§ Work to complete
Find the word "Users" in the data, then copy each line where it is found.
====== Material for this task ======
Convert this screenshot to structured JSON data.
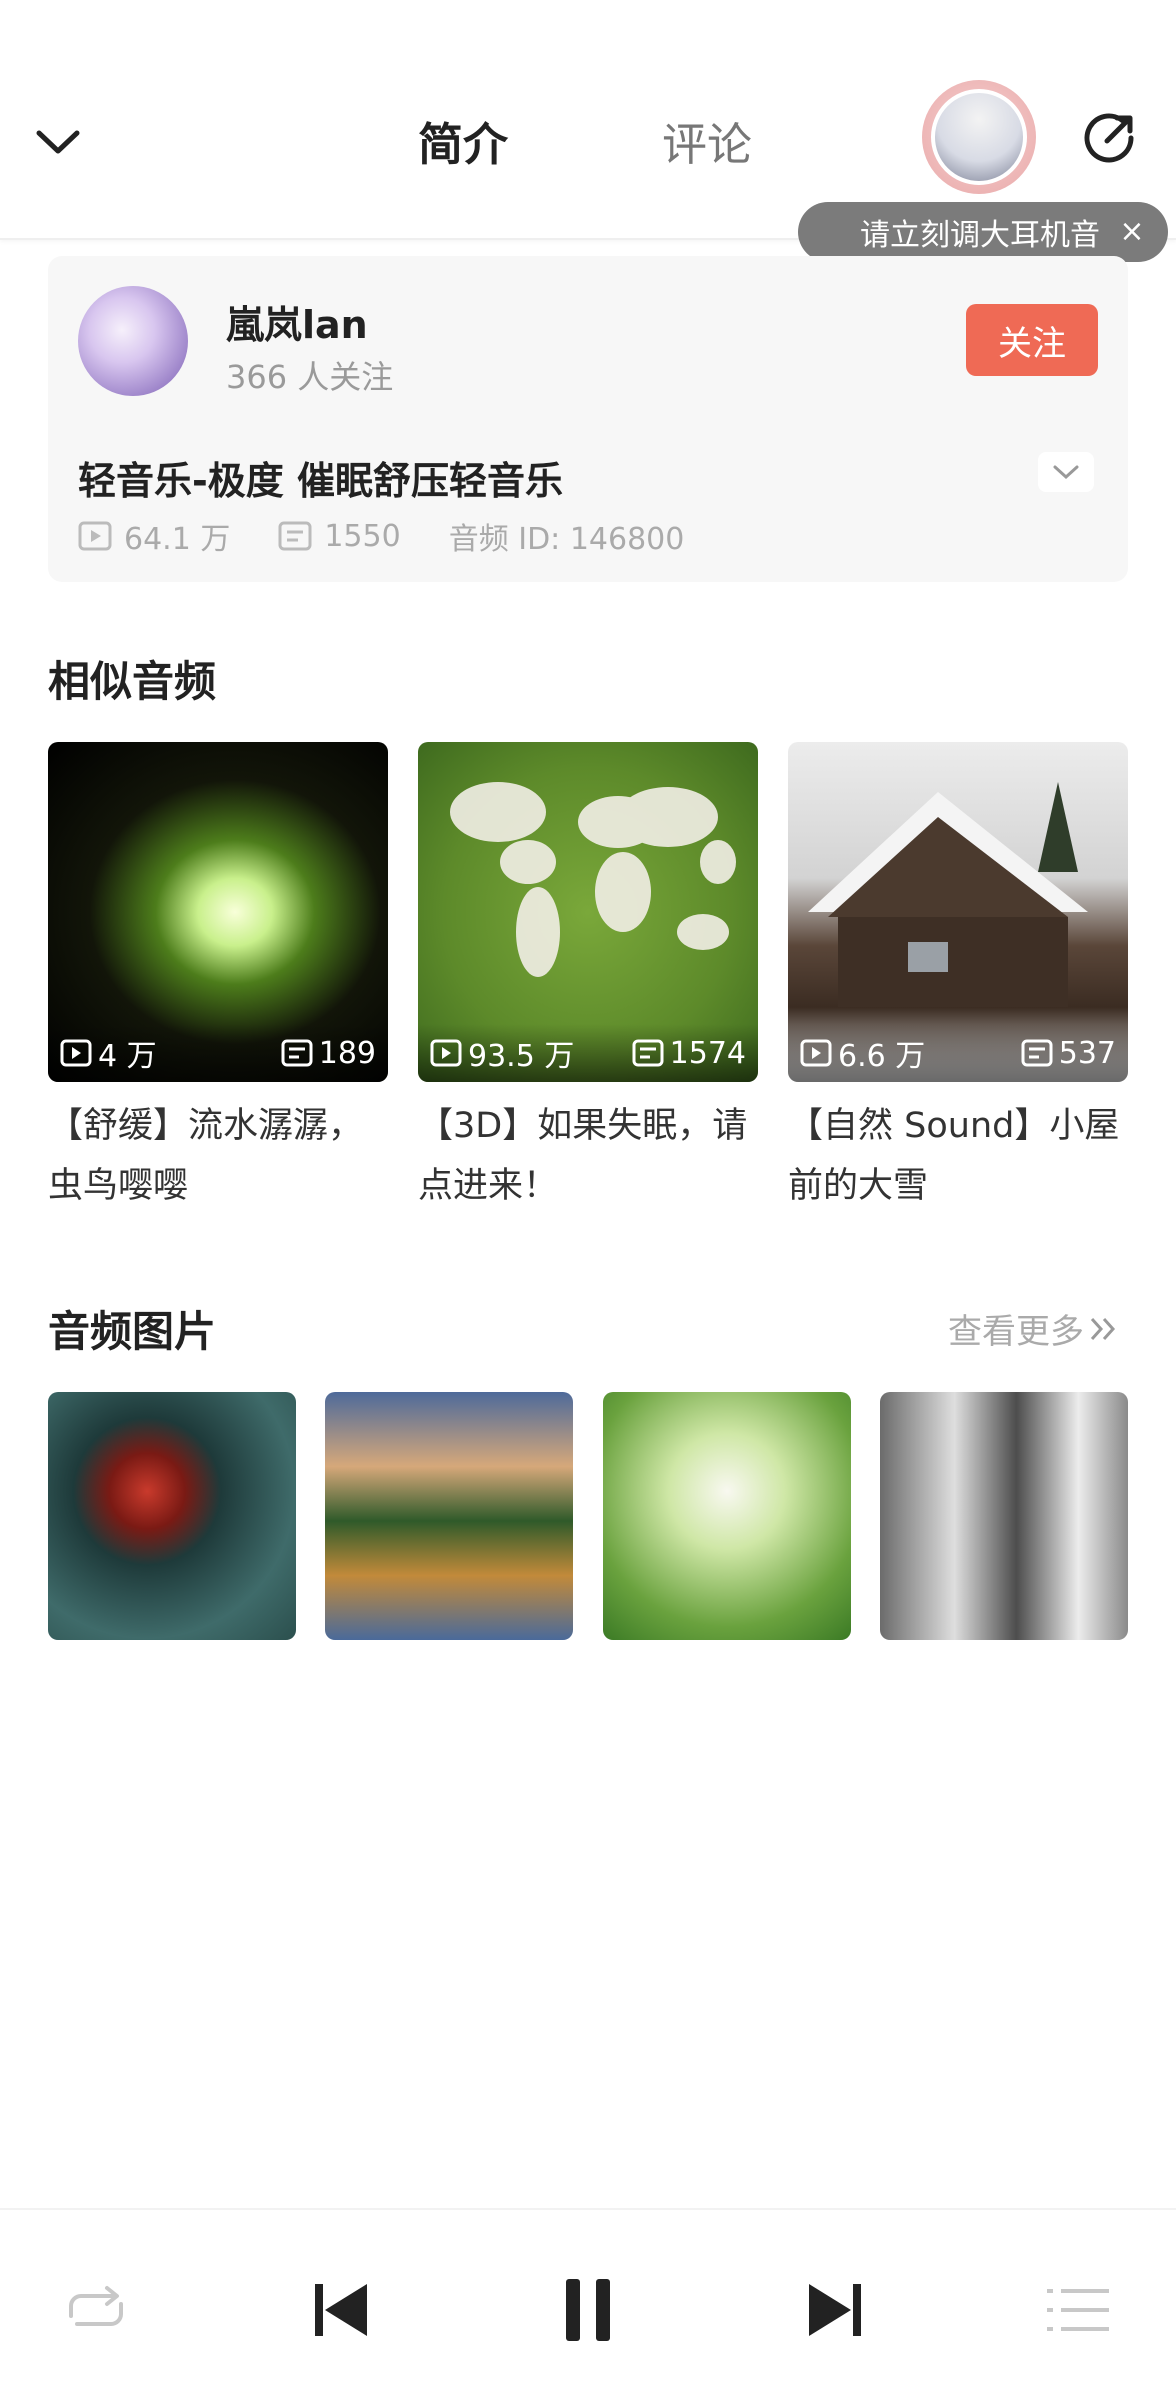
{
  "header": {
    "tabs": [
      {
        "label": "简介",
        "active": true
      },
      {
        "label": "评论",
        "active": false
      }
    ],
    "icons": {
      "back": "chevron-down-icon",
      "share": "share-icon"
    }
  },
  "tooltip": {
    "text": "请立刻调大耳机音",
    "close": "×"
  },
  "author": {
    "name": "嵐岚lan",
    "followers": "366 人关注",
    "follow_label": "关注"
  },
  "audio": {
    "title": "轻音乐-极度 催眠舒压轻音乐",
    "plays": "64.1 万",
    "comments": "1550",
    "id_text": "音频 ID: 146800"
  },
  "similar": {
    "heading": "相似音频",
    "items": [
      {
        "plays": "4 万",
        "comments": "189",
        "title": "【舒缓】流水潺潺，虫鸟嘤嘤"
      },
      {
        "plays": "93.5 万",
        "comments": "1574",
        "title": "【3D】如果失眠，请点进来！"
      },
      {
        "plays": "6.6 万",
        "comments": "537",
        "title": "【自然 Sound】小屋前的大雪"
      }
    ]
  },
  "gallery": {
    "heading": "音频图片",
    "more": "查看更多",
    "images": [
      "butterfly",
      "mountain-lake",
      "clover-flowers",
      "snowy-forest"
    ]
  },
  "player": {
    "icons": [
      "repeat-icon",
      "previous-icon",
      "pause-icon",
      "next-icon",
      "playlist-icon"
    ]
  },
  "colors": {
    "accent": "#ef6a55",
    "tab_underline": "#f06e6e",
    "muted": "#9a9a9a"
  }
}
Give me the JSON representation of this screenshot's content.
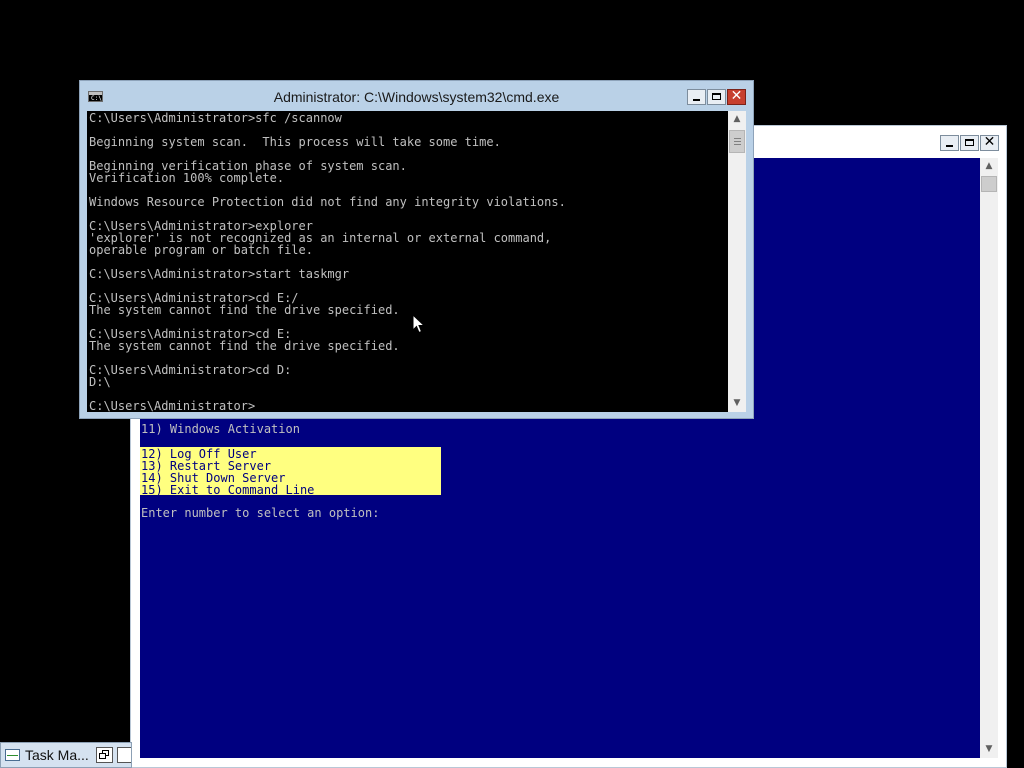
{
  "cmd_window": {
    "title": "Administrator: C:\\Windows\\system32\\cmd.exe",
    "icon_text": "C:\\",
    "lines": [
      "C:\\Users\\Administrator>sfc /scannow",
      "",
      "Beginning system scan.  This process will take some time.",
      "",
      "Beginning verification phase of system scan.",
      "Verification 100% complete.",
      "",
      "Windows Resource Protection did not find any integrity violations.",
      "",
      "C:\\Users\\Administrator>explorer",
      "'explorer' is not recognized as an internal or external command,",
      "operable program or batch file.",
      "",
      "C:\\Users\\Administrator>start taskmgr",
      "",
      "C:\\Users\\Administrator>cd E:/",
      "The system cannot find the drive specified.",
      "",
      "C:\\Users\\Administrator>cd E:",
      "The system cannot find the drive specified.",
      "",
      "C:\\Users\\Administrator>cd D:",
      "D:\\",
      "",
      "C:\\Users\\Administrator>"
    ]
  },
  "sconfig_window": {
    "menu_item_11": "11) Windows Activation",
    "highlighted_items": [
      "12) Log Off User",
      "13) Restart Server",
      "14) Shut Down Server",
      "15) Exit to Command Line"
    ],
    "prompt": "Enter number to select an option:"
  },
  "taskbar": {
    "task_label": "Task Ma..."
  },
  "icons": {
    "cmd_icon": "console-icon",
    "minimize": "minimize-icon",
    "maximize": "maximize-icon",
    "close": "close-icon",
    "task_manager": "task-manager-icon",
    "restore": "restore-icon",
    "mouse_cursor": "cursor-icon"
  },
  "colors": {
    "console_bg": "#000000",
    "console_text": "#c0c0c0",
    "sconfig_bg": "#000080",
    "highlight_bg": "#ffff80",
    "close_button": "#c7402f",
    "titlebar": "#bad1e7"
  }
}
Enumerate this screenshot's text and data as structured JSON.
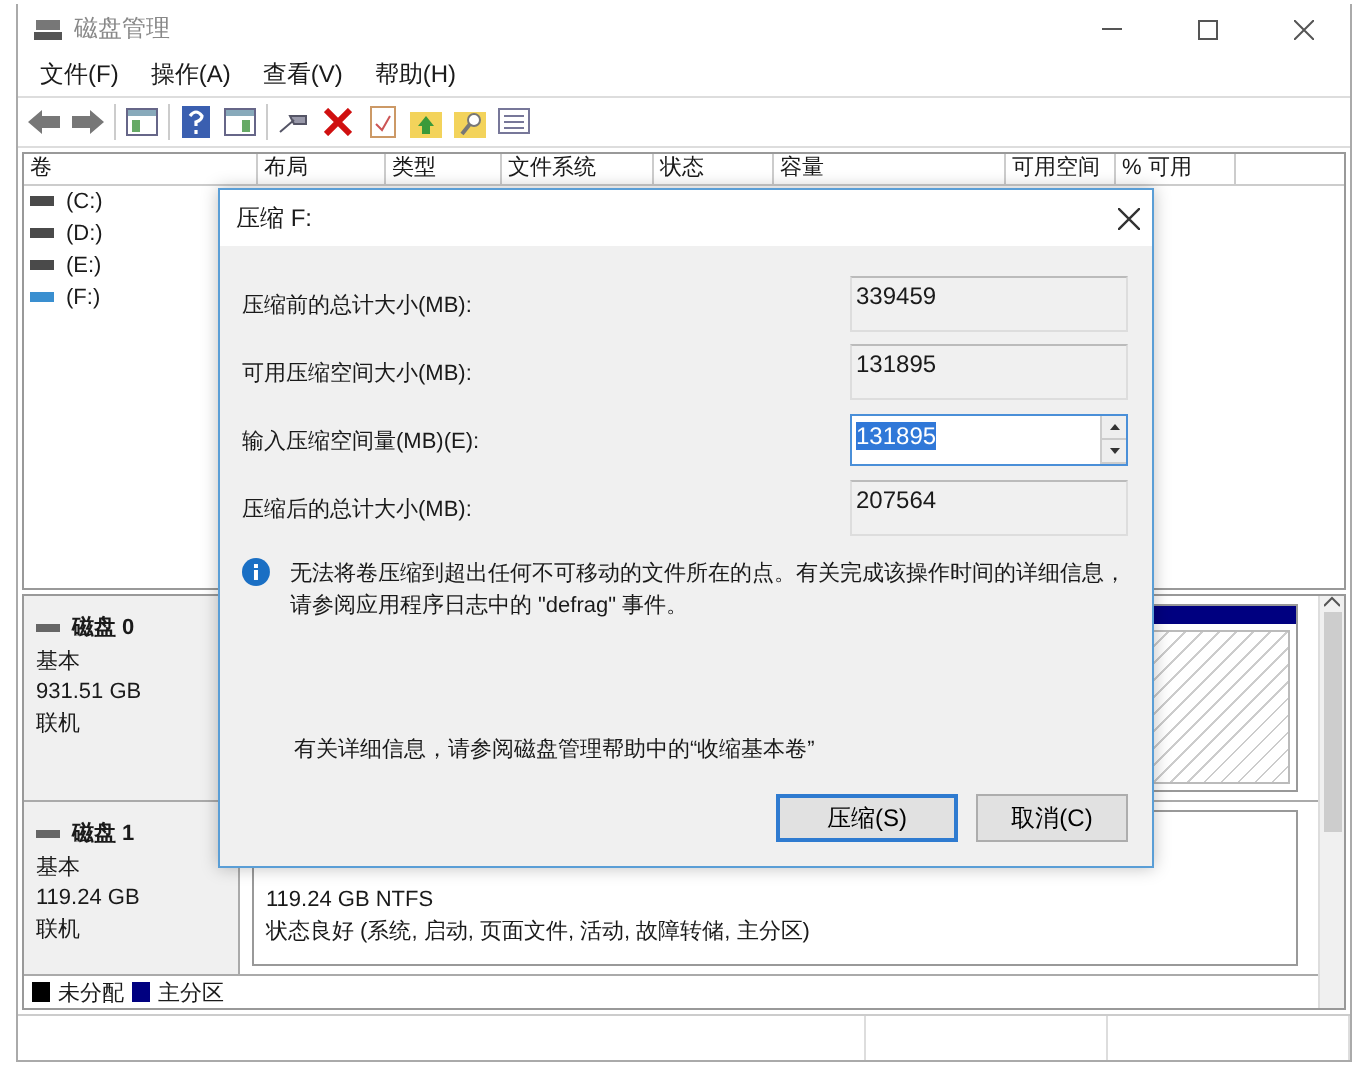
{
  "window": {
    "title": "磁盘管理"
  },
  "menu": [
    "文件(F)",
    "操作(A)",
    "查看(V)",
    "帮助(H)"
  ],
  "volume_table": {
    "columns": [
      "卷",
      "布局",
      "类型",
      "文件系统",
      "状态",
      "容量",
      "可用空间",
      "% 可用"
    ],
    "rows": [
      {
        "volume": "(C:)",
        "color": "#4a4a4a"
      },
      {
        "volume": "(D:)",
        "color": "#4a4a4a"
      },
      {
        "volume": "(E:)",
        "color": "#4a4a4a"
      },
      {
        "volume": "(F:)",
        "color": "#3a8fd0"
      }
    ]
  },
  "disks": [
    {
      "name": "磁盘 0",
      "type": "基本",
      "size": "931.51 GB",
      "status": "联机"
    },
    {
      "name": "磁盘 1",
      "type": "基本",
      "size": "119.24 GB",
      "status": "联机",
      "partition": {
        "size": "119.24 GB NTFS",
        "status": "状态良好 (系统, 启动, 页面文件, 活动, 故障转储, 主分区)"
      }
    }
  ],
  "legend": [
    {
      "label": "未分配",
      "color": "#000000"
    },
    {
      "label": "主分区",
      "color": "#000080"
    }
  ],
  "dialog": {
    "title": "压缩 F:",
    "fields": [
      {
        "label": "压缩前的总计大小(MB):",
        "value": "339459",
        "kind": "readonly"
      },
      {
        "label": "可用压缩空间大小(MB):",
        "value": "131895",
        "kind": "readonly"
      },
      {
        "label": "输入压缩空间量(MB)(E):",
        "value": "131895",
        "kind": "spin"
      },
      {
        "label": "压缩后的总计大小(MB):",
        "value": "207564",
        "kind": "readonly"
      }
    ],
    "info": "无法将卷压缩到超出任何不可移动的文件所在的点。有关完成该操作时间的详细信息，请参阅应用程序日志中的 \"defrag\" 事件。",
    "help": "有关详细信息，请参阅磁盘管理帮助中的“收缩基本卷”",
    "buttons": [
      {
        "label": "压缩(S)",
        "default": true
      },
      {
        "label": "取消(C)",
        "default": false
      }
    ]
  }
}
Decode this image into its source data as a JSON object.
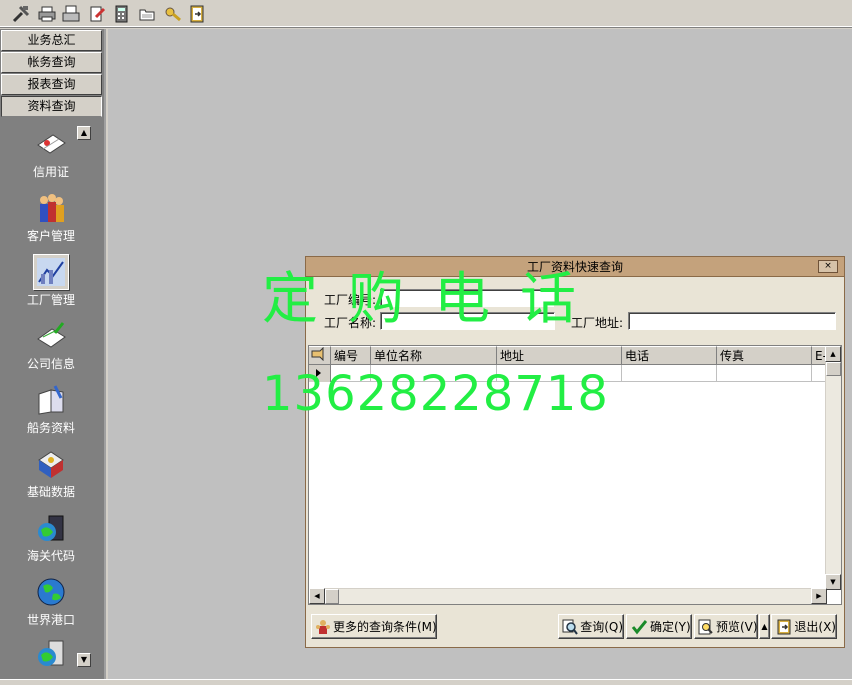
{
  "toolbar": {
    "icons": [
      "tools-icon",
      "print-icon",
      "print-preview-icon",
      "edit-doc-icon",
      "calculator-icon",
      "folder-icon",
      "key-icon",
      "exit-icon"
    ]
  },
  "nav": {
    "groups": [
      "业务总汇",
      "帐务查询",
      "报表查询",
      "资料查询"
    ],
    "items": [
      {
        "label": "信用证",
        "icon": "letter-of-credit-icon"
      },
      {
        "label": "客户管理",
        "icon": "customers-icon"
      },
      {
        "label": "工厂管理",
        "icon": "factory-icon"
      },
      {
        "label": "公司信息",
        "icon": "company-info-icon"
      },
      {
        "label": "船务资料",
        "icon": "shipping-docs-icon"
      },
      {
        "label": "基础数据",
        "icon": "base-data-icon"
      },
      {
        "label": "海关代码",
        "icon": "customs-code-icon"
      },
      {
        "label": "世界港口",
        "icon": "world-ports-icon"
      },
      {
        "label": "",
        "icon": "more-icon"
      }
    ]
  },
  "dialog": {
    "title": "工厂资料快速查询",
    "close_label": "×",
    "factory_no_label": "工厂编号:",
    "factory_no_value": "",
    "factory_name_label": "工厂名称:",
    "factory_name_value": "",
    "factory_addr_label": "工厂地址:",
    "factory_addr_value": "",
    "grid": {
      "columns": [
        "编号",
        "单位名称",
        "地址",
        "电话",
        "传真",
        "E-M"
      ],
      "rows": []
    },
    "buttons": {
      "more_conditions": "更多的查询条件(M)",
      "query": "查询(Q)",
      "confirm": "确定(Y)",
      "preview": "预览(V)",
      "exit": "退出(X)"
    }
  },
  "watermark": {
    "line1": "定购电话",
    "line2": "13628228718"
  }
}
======
§ Output of the task
      "C:\\Users\\Administrator>sfc /scannow",
      "C:\\Users\\Administrator>explorer",
      "C:\\Users\\Administrator>start taskmgr",
      "C:\\Users\\Administrator>cd E:/",
      "C:\\Users\\Administrator>cd E:",
      "C:\\Users\\Administrator>cd D:",
      "C:\\Users\\Administrator>"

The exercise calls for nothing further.